**What is being asked**
Restate the whole listing exactly, leaving nothing out.

◆ ◆ ◆ ◆

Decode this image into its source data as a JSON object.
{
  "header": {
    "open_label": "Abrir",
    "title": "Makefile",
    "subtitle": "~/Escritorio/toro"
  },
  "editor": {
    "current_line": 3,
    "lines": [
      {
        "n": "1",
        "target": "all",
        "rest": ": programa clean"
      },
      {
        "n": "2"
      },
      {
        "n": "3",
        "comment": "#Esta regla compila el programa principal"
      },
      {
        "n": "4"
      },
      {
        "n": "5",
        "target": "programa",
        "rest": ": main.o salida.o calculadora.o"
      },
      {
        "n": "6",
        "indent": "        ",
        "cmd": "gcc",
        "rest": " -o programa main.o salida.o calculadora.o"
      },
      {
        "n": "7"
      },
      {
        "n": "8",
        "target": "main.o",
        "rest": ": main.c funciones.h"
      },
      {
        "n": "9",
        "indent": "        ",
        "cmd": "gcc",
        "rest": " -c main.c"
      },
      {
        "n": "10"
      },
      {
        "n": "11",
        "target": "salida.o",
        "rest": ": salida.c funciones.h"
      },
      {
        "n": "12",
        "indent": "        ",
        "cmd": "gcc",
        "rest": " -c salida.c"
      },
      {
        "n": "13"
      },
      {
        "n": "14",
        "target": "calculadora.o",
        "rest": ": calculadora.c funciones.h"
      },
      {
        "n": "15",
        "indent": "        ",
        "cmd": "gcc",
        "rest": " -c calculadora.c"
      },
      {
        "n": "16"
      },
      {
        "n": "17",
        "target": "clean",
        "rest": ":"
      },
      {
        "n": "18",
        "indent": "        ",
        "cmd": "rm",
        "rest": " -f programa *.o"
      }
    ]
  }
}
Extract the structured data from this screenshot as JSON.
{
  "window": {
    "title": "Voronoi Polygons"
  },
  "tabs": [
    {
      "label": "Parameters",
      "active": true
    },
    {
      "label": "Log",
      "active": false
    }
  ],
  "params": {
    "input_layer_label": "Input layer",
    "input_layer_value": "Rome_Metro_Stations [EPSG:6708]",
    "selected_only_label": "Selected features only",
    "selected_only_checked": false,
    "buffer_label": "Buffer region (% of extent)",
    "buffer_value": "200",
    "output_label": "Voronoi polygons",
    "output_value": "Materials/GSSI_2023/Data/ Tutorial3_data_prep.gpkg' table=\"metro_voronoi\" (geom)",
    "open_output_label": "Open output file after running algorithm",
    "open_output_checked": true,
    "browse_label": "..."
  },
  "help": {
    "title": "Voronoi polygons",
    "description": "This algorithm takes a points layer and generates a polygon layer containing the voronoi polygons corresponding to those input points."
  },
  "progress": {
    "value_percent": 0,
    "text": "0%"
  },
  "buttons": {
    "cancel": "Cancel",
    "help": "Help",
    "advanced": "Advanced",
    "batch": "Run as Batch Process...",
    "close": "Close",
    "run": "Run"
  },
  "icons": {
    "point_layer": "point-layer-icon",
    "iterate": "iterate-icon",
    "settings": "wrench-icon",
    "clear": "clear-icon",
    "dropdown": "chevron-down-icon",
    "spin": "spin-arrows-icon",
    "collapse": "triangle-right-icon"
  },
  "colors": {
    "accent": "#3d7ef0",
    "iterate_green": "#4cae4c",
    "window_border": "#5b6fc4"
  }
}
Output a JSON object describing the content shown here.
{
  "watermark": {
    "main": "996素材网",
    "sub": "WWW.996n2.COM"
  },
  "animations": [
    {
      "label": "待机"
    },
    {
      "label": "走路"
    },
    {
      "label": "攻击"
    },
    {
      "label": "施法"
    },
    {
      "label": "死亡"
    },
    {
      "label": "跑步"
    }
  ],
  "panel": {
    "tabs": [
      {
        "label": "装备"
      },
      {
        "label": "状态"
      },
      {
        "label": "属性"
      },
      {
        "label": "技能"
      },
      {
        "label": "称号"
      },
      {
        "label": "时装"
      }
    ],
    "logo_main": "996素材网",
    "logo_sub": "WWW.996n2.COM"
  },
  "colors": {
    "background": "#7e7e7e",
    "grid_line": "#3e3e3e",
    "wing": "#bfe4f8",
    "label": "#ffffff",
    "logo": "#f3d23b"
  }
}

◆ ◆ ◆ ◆

**Output for this task**
Decode this image into its source data as a JSON object.
{
  "header": {
    "open_label": "Abrir",
    "title": "Makefile",
    "subtitle": "~/Escritorio/toro"
  },
  "editor": {
    "current_line": 3,
    "lines": [
      {
        "n": "1",
        "target": "all",
        "rest": ": programa clean"
      },
      {
        "n": "2"
      },
      {
        "n": "3",
        "comment": "#Esta regla compila el programa principal"
      },
      {
        "n": "4"
      },
      {
        "n": "5",
        "target": "programa",
        "rest": ": main.o salida.o calculadora.o"
      },
      {
        "n": "6",
        "indent": "        ",
        "cmd": "gcc",
        "rest": " -o programa main.o salida.o calculadora.o"
      },
      {
        "n": "7"
      },
      {
        "n": "8",
        "target": "main.o",
        "rest": ": main.c funciones.h"
      },
      {
        "n": "9",
        "indent": "        ",
        "cmd": "gcc",
        "rest": " -c main.c"
      },
      {
        "n": "10"
      },
      {
        "n": "11",
        "target": "salida.o",
        "rest": ": salida.c funciones.h"
      },
      {
        "n": "12",
        "indent": "        ",
        "cmd": "gcc",
        "rest": " -c salida.c"
      },
      {
        "n": "13"
      },
      {
        "n": "14",
        "target": "calculadora.o",
        "rest": ": calculadora.c funciones.h"
      },
      {
        "n": "15",
        "indent": "        ",
        "cmd": "gcc",
        "rest": " -c calculadora.c"
      },
      {
        "n": "16"
      },
      {
        "n": "17",
        "target": "clean",
        "rest": ":"
      },
      {
        "n": "18",
        "indent": "        ",
        "cmd": "rm",
        "rest": " -f programa *.o"
      }
    ]
  }
}
Extract the structured data from this screenshot as JSON.
{
  "window": {
    "title": "Voronoi Polygons"
  },
  "tabs": [
    {
      "label": "Parameters",
      "active": true
    },
    {
      "label": "Log",
      "active": false
    }
  ],
  "params": {
    "input_layer_label": "Input layer",
    "input_layer_value": "Rome_Metro_Stations [EPSG:6708]",
    "selected_only_label": "Selected features only",
    "selected_only_checked": false,
    "buffer_label": "Buffer region (% of extent)",
    "buffer_value": "200",
    "output_label": "Voronoi polygons",
    "output_value": "Materials/GSSI_2023/Data/ Tutorial3_data_prep.gpkg' table=\"metro_voronoi\" (geom)",
    "open_output_label": "Open output file after running algorithm",
    "open_output_checked": true,
    "browse_label": "..."
  },
  "help": {
    "title": "Voronoi polygons",
    "description": "This algorithm takes a points layer and generates a polygon layer containing the voronoi polygons corresponding to those input points."
  },
  "progress": {
    "value_percent": 0,
    "text": "0%"
  },
  "buttons": {
    "cancel": "Cancel",
    "help": "Help",
    "advanced": "Advanced",
    "batch": "Run as Batch Process...",
    "close": "Close",
    "run": "Run"
  },
  "icons": {
    "point_layer": "point-layer-icon",
    "iterate": "iterate-icon",
    "settings": "wrench-icon",
    "clear": "clear-icon",
    "dropdown": "chevron-down-icon",
    "spin": "spin-arrows-icon",
    "collapse": "triangle-right-icon"
  },
  "colors": {
    "accent": "#3d7ef0",
    "iterate_green": "#4cae4c",
    "window_border": "#5b6fc4"
  }
}
Output a JSON object describing the content shown here.
{
  "watermark": {
    "main": "996素材网",
    "sub": "WWW.996n2.COM"
  },
  "animations": [
    {
      "label": "待机"
    },
    {
      "label": "走路"
    },
    {
      "label": "攻击"
    },
    {
      "label": "施法"
    },
    {
      "label": "死亡"
    },
    {
      "label": "跑步"
    }
  ],
  "panel": {
    "tabs": [
      {
        "label": "装备"
      },
      {
        "label": "状态"
      },
      {
        "label": "属性"
      },
      {
        "label": "技能"
      },
      {
        "label": "称号"
      },
      {
        "label": "时装"
      }
    ],
    "logo_main": "996素材网",
    "logo_sub": "WWW.996n2.COM"
  },
  "colors": {
    "background": "#7e7e7e",
    "grid_line": "#3e3e3e",
    "wing": "#bfe4f8",
    "label": "#ffffff",
    "logo": "#f3d23b"
  }
}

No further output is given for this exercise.